Data records for software interfaces
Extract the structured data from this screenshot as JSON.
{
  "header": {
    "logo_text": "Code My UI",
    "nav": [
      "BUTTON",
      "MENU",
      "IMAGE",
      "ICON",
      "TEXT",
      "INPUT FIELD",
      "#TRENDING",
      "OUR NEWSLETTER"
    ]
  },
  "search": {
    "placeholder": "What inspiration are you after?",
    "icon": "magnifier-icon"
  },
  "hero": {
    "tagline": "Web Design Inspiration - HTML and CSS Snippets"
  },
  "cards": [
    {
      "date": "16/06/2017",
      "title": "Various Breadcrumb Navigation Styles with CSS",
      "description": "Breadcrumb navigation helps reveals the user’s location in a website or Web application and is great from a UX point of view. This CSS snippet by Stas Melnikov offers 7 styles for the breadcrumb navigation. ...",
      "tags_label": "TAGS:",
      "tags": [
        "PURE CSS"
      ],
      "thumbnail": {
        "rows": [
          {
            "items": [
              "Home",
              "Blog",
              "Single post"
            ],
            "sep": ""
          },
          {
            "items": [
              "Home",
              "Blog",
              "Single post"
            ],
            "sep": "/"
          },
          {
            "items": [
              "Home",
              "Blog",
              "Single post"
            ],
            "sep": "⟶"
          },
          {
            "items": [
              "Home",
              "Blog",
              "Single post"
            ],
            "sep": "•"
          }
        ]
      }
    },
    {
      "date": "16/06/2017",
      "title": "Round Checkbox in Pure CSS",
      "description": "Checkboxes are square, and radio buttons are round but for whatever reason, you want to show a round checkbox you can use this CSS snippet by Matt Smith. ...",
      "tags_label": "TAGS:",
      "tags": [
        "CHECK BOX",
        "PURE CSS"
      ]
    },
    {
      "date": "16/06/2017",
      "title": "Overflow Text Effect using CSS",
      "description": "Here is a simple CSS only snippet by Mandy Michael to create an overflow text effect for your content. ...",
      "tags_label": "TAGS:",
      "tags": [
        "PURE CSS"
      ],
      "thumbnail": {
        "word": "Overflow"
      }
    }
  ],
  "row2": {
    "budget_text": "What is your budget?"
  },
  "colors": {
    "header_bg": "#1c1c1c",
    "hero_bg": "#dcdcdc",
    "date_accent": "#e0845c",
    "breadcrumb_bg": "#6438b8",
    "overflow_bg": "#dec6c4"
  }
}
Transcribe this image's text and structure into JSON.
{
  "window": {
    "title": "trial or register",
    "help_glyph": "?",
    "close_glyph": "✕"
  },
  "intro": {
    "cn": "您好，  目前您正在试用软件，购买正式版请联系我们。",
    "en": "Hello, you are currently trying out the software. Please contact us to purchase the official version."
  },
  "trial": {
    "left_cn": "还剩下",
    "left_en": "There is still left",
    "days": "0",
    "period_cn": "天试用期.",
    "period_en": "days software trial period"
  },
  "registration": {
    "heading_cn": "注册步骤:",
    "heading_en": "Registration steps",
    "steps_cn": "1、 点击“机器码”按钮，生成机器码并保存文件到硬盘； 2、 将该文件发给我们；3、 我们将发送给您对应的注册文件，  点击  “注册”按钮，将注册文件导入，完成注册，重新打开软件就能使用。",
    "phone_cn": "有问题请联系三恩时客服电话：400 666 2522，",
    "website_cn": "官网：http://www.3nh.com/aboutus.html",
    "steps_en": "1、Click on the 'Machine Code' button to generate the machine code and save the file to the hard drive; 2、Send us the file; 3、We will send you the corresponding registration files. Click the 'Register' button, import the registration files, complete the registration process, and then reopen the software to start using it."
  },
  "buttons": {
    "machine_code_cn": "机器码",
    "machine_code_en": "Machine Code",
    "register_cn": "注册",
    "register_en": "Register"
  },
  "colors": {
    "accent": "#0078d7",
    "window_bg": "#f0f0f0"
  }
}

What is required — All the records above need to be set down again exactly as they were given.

Task output —
Extract the structured data from this screenshot as JSON.
{
  "header": {
    "logo_text": "Code My UI",
    "nav": [
      "BUTTON",
      "MENU",
      "IMAGE",
      "ICON",
      "TEXT",
      "INPUT FIELD",
      "#TRENDING",
      "OUR NEWSLETTER"
    ]
  },
  "search": {
    "placeholder": "What inspiration are you after?",
    "icon": "magnifier-icon"
  },
  "hero": {
    "tagline": "Web Design Inspiration - HTML and CSS Snippets"
  },
  "cards": [
    {
      "date": "16/06/2017",
      "title": "Various Breadcrumb Navigation Styles with CSS",
      "description": "Breadcrumb navigation helps reveals the user’s location in a website or Web application and is great from a UX point of view. This CSS snippet by Stas Melnikov offers 7 styles for the breadcrumb navigation. ...",
      "tags_label": "TAGS:",
      "tags": [
        "PURE CSS"
      ],
      "thumbnail": {
        "rows": [
          {
            "items": [
              "Home",
              "Blog",
              "Single post"
            ],
            "sep": ""
          },
          {
            "items": [
              "Home",
              "Blog",
              "Single post"
            ],
            "sep": "/"
          },
          {
            "items": [
              "Home",
              "Blog",
              "Single post"
            ],
            "sep": "⟶"
          },
          {
            "items": [
              "Home",
              "Blog",
              "Single post"
            ],
            "sep": "•"
          }
        ]
      }
    },
    {
      "date": "16/06/2017",
      "title": "Round Checkbox in Pure CSS",
      "description": "Checkboxes are square, and radio buttons are round but for whatever reason, you want to show a round checkbox you can use this CSS snippet by Matt Smith. ...",
      "tags_label": "TAGS:",
      "tags": [
        "CHECK BOX",
        "PURE CSS"
      ]
    },
    {
      "date": "16/06/2017",
      "title": "Overflow Text Effect using CSS",
      "description": "Here is a simple CSS only snippet by Mandy Michael to create an overflow text effect for your content. ...",
      "tags_label": "TAGS:",
      "tags": [
        "PURE CSS"
      ],
      "thumbnail": {
        "word": "Overflow"
      }
    }
  ],
  "row2": {
    "budget_text": "What is your budget?"
  },
  "colors": {
    "header_bg": "#1c1c1c",
    "hero_bg": "#dcdcdc",
    "date_accent": "#e0845c",
    "breadcrumb_bg": "#6438b8",
    "overflow_bg": "#dec6c4"
  }
}
Transcribe this image's text and structure into JSON.
{
  "window": {
    "title": "trial or register",
    "help_glyph": "?",
    "close_glyph": "✕"
  },
  "intro": {
    "cn": "您好，  目前您正在试用软件，购买正式版请联系我们。",
    "en": "Hello, you are currently trying out the software. Please contact us to purchase the official version."
  },
  "trial": {
    "left_cn": "还剩下",
    "left_en": "There is still left",
    "days": "0",
    "period_cn": "天试用期.",
    "period_en": "days software trial period"
  },
  "registration": {
    "heading_cn": "注册步骤:",
    "heading_en": "Registration steps",
    "steps_cn": "1、 点击“机器码”按钮，生成机器码并保存文件到硬盘； 2、 将该文件发给我们；3、 我们将发送给您对应的注册文件，  点击  “注册”按钮，将注册文件导入，完成注册，重新打开软件就能使用。",
    "phone_cn": "有问题请联系三恩时客服电话：400 666 2522，",
    "website_cn": "官网：http://www.3nh.com/aboutus.html",
    "steps_en": "1、Click on the 'Machine Code' button to generate the machine code and save the file to the hard drive; 2、Send us the file; 3、We will send you the corresponding registration files. Click the 'Register' button, import the registration files, complete the registration process, and then reopen the software to start using it."
  },
  "buttons": {
    "machine_code_cn": "机器码",
    "machine_code_en": "Machine Code",
    "register_cn": "注册",
    "register_en": "Register"
  },
  "colors": {
    "accent": "#0078d7",
    "window_bg": "#f0f0f0"
  }
}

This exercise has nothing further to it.